The Kentucky Ballet Theatre was founded in 1998 to give Lexington audiences their own local company of ballet dancers. The performances that have followed have included classics such as Prokofiev's Cinderella and new works such as Andrew Lloyd Webber's Phantom of the Opera. The dancers host their shows at the Lexington Opera House, a historical landmark which was built in 1887, was converted into a movie theater in the 1920s, and did a brief stint as a Rockette before returning to its classical roots in 1976.
The extravagant Fasig-Tipton Pavilion houses this year’s Chamber Music Festival of Lexington, where acclaimed musicians give majestic performances and host master classes. Friday evening reveals a nuanced rendition of Dvořák's Terzetto in C Major, as delivered in part by the festival's artistic director, Nathan Cole, who also holds the position of first associate concertmaster with the Los Angeles Philharmonic. Ravel's Trio in A Minor brings together soothing sounds of piano, violin, and cello, ad Schubert's famed Trout Quintet dances between strings, piano, and a trio of opera-singing fish. Saturday evening ushers in Busoni's Sonata no. 2 in E—its ivory, dulcet piano tickled by Alessio Bax, who has appeared as a soloist with more than 85 orchestras worldwide. Bach's Sheep May Safely Graze and a world premiere written by Daniel Kellogg set the sound stage for Dvořák's Quintet in G Major, as two violins, a viola, a cello, and a double bass come together to fight musical crimes wrought by vuvuzelas and Christmas recordings of dogs barking.

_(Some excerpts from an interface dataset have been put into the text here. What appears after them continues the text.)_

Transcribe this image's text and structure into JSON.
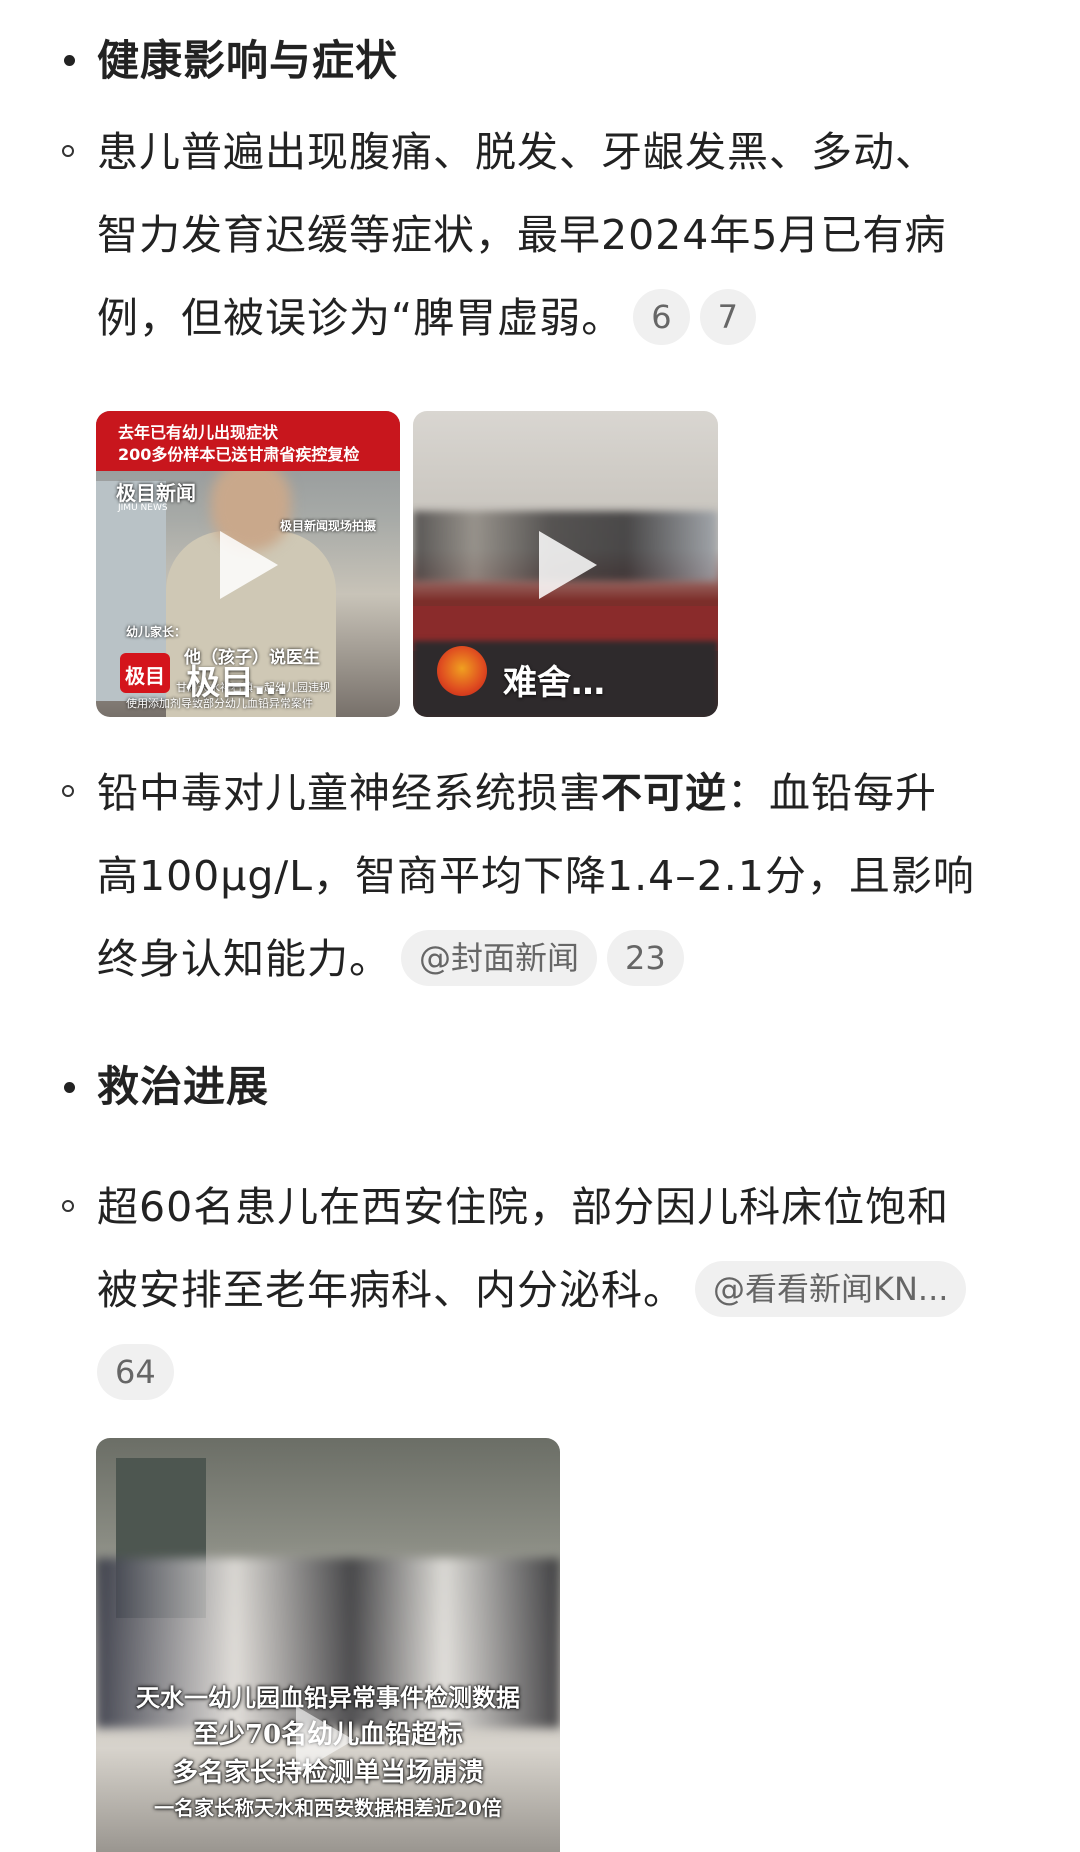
{
  "sections": [
    {
      "heading": "健康影响与症状",
      "items": [
        {
          "lines": [
            "患儿普遍出现腹痛、脱发、牙龈发黑、多动、",
            "智力发育迟缓等症状，最早2024年5月已有病",
            "例，但被误诊为“脾胃虚弱。"
          ],
          "chips": [
            "6",
            "7"
          ]
        },
        {
          "line1_pre": "铅中毒对儿童神经系统损害",
          "line1_bold": "不可逆",
          "line1_post": "：血铅每升",
          "line2": "高100μg/L，智商平均下降1.4–2.1分，且影响",
          "line3": "终身认知能力。",
          "chips": [
            "@封面新闻",
            "23"
          ]
        }
      ]
    },
    {
      "heading": "救治进展",
      "items": [
        {
          "lines": [
            "超60名患儿在西安住院，部分因儿科床位饱和",
            "被安排至老年病科、内分泌科。"
          ],
          "chips": [
            "@看看新闻KN...",
            "64"
          ]
        }
      ]
    }
  ],
  "videos": {
    "v1": {
      "banner_line1": "去年已有幼儿出现症状",
      "banner_line2": "200多份样本已送甘肃省疾控复检",
      "watermark": "极目新闻",
      "watermark_sub": "JIMU NEWS",
      "scene_note": "极目新闻现场拍摄",
      "speaker_label": "幼儿家长：",
      "subtitle": "他（孩子）说医生",
      "bottom_text1": "甘肃天水褐石镇一起幼儿园违规",
      "bottom_text2": "使用添加剂导致部分幼儿血铅异常案件",
      "logo_text": "极目",
      "source_name": "极目…"
    },
    "v2": {
      "source_name": "难舍…"
    },
    "v3": {
      "line1": "天水一幼儿园血铅异常事件检测数据",
      "line2": "至少70名幼儿血铅超标",
      "line3": "多名家长持检测单当场崩溃",
      "line4": "一名家长称天水和西安数据相差近20倍"
    }
  },
  "colors": {
    "text": "#222222",
    "chip_bg": "#f0f0f0",
    "chip_text": "#666666",
    "banner_red": "#c8161d"
  }
}
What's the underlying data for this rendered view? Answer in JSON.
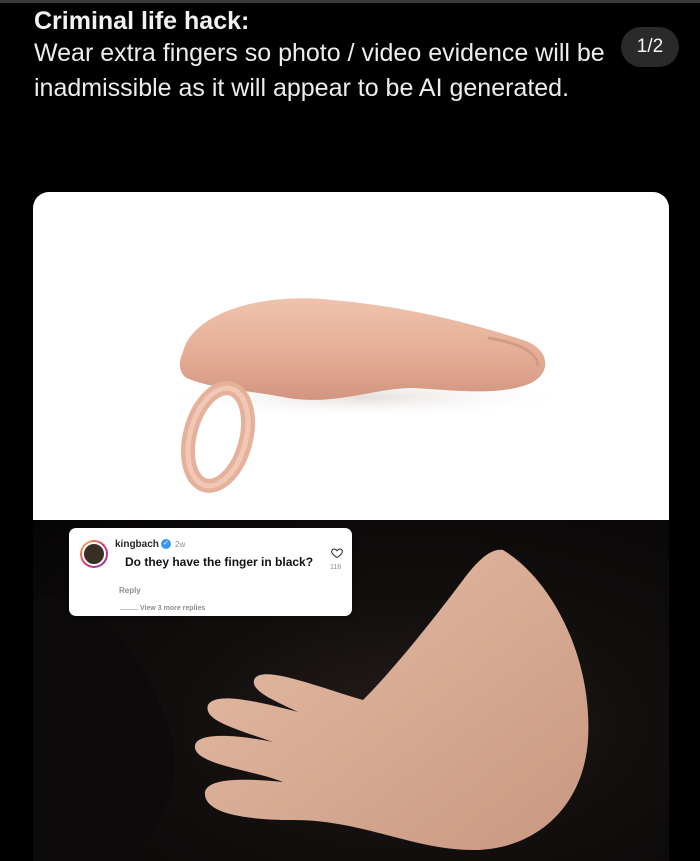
{
  "post": {
    "heading": "Criminal life hack:",
    "body": "Wear extra fingers so photo / video evidence will be inadmissible as it will appear to be AI generated."
  },
  "pager": {
    "label": "1/2"
  },
  "comment": {
    "username": "kingbach",
    "verified_icon": "verified-check-icon",
    "time": "2w",
    "text": "Do they have the finger in black?",
    "likes": "118",
    "reply_label": "Reply",
    "view_replies": "View 3 more replies"
  },
  "colors": {
    "background": "#000000",
    "card": "#ffffff",
    "verified": "#3897f0",
    "muted": "#8e8e8e"
  }
}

Only in Kentucky equips natives and visitors alike with Kentucky-themed collectables, from University of Kentucky Wildcats merchandise to culinary items such as cookbooks and sauces. Shoppers can bathe under the watchful eyes of 100%-polyester felines with a UK shower curtain ($13.99), or accessorize the side-view mirrors of hatchbacks, SUVs, and vintage Batmobiles with logoed mirror covers ($21.99). Filled with classic Southern recipes, The Kentucky Bourbon Cookbook imparts instruction on how to craft bourbon-inspired masterpieces ($24.95), while spicy salsas and barbecue sauces provide an extra kick to meals ($3.95–$15.95). Metal emblem shot glasses ($5.99) infuse each beverage with a Bluegrass-State amusement as traditional as horse, car, or squirrel races.

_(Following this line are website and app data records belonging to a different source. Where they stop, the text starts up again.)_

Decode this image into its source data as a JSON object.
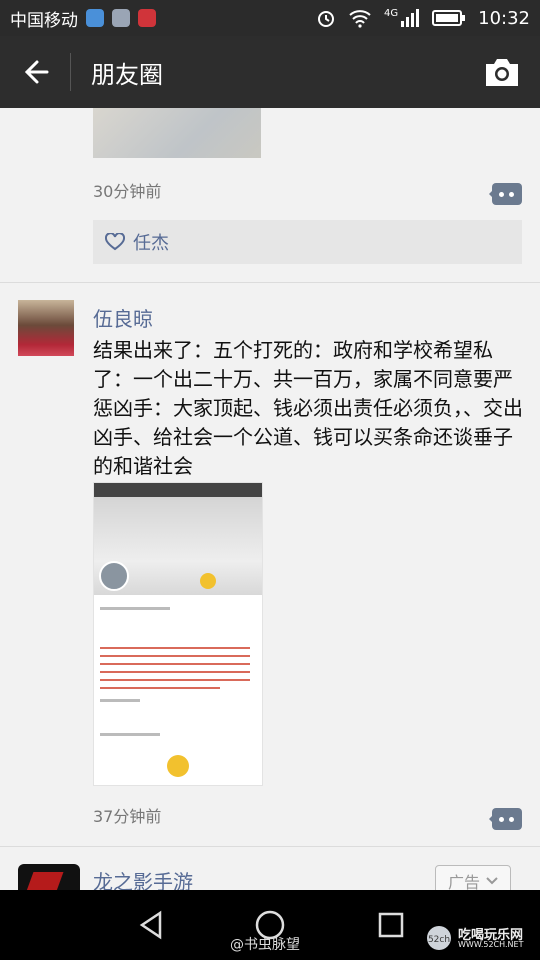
{
  "statusbar": {
    "carrier": "中国移动",
    "network": "4G",
    "time": "10:32"
  },
  "header": {
    "title": "朋友圈"
  },
  "feed": {
    "post1": {
      "time": "30分钟前",
      "likes": [
        "任杰"
      ]
    },
    "post2": {
      "author": "伍良晾",
      "text": "结果出来了：五个打死的：政府和学校希望私了：一个出二十万、共一百万，家属不同意要严惩凶手：大家顶起、钱必须出责任必须负，、交出凶手、给社会一个公道、钱可以买条命还谈垂子的和谐社会",
      "time": "37分钟前"
    },
    "ad": {
      "name": "龙之影手游",
      "tag": "广告"
    }
  },
  "watermark": {
    "text": "@书虫脉望",
    "site_name": "吃喝玩乐网",
    "site_url": "WWW.52CH.NET"
  }
}
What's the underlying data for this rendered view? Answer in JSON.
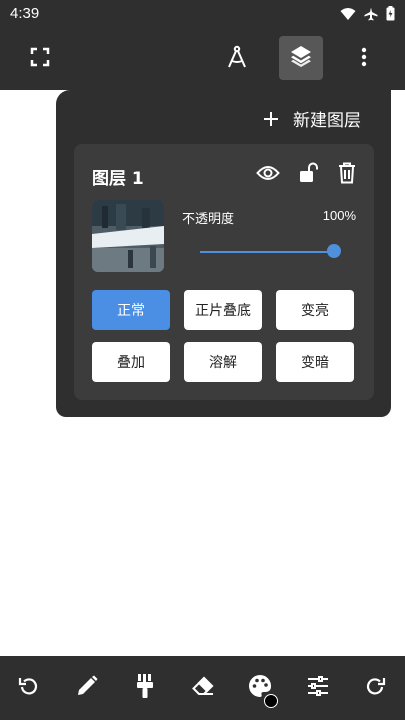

Curves houses a circuit of hydraulic resistance machines designed to work with women's bodies to promote weight loss, protect against osteoporosis, and cope with arthritis. Instead of guests fiddling with weight stacks and losing momentum, the hydraulic machines use body weight and fitness level to create resistance that matches each exerciser's abilities. Because traditional lift-and-lower motions create bulky muscles, machines use push-and-pull motions to create toned, lean muscles perfect for crushing a grapefruit without looking like you can. Every thigh- or torso-transformer is equipped with the CurvesSmart personal-coaching system, which uses programmed information on weight, endurance level, and fitness goals to automatically calibrate the perfect challenge for individual bodies. The CurvesSmart system also delivers a postworkout rundown on the strength built and progress achieved during each session. An experienced trainer is always nearby to help manage machine-maneuvering and to squirt overheated guests with a Super Soaker.
Baby Belly's passionate staff enliven weary hands and feet with all-natural, pregnancy-safe products during a spa mani-pedi. After cannon-balling into a therapeutic soak to kick off the pedicure, freshly exfoliated feet and lower legs are massaged with hot stones to banish aches. Then, paw pamperers rub limbs with peppermint tea tree foot balm to soften soles and arnica gel to reduce swelling.